Where can you see André Aciman, Jonathan Safran Foer, Maira Kalman and Rivka Galchen in the space of one week? Why, Brooklyn Book Festival, which takes over New York’s bookstores between September 11 and 17. Go to bask in the presence of your favorite authors, hear some hopefully scintillating literary conversations, and check out publishers’ best new releases.
8) See an Arthur Miller classic
When the Belgian theater director Ivo Van Hove brought his production of Arthur Miller’s “A View From the Bridge” to New York, New York Times critic Ben Brantley deemed it “magnificent,” then went on to warn readers they would leave the show “wrung out, scooped out and so exhausted that you’re wide awake.” If that’s your cup of tea, catch the same show – with different stars – at Chicago’s Goodman Theatre, starting September 9.
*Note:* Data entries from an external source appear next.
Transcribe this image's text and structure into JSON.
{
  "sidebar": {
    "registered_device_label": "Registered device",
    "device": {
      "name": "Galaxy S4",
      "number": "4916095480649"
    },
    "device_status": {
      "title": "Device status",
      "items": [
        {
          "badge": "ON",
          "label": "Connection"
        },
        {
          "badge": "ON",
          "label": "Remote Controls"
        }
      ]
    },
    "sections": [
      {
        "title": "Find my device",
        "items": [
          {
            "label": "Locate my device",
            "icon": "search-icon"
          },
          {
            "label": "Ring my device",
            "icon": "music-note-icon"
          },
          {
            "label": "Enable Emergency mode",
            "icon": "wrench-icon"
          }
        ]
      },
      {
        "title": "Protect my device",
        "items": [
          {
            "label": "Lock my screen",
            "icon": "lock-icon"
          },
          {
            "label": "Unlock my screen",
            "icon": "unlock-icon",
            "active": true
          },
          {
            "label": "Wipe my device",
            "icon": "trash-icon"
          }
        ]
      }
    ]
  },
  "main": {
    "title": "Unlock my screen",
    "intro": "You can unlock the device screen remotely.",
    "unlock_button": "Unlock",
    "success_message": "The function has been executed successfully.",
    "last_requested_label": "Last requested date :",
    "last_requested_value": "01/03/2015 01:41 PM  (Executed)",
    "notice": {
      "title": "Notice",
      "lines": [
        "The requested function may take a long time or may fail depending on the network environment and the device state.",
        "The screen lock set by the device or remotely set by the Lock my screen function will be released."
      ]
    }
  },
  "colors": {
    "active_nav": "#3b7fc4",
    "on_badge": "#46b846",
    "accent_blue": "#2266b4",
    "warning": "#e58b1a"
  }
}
9) Become immersed in the history of Jewish art
There aren’t many artists who’ve gained popular acclaim for taking on Jewish subjects: Marc Chagall, certainly, and…who else? Learn who you should know about, and don’t, through Georgetown University art historian Ori Soltes’s Edlavitch DCJCC lecture “Three Millenia of Jewish Art,” presented on September 14. Distilled from his book “Tradition and Transformation: Three Millennia of Jewish Art & Architecture,” the lecture will cover the rich, too-often overlooked aesthetic culture of Jews from Ancient Rome to the present day.
10) See Shakespeare get the “Wicked” treatment
Starting September 13, “As You Like It,” Shakespeare’s winding, melancholy comedy of cross-dressing, exile and pastoral romance, gets a makeover from “Wicked” composer Stephen Schwartz at Manhattan’s Classic Stage Company. Transposed into the Jazz Age, the show promises a heady escape.
11) Read some of the fall’s best new books
Reference our summer book guide for September recommendations, among them new novels by Nicole Krauss and Naomi Alderman, Daniel Mendelsohn’s memoir “An Odyssey,” and Richard Elliott Friedman’s investigation of the historical truth behind the story of the Exodus. Also out this month, and worth a look, are the late Shimon Peres’s “No Room for Small Dreams: Courage, Imagination, and the Making of Modern Israel,” Franklin Foer’s “World Without Mind: The Existential Threat of Big Tech,” and Ellen Ullman’s “Life In Code: A Personal History of Technology.”